| Exercise |
Using the listing below, show all lines that hold the word "title".

| Data shown |
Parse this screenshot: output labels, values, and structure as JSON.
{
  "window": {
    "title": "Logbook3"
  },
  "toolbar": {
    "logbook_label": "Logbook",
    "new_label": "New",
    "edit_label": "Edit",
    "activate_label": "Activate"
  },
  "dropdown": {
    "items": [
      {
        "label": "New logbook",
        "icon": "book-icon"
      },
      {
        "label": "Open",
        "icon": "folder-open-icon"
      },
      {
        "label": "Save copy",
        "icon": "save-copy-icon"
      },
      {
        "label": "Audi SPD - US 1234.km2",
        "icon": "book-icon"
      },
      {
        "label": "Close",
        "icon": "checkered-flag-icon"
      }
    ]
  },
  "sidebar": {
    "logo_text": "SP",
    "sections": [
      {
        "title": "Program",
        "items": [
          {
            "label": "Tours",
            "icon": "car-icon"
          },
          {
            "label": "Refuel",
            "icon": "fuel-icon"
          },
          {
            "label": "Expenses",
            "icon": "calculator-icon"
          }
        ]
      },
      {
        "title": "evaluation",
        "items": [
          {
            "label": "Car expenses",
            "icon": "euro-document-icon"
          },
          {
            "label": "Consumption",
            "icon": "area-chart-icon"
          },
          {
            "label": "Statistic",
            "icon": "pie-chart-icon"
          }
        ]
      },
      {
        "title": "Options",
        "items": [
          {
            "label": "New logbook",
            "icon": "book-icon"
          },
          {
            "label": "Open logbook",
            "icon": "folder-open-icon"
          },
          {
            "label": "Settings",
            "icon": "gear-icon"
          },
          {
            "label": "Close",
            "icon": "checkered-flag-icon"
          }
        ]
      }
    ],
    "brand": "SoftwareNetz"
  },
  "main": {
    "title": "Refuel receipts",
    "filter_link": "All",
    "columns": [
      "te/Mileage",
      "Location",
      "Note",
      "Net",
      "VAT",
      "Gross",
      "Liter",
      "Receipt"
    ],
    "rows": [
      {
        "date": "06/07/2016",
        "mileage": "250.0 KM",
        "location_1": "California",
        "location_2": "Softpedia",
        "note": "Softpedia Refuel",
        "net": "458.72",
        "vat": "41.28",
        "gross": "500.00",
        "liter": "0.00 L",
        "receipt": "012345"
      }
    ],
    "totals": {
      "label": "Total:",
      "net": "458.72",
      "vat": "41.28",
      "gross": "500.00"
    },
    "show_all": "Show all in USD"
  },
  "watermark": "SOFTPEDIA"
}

| Exercise output |
    "title": "Logbook3"
        "title": "Program",
        "title": "evaluation",
        "title": "Options",
    "title": "Refuel receipts",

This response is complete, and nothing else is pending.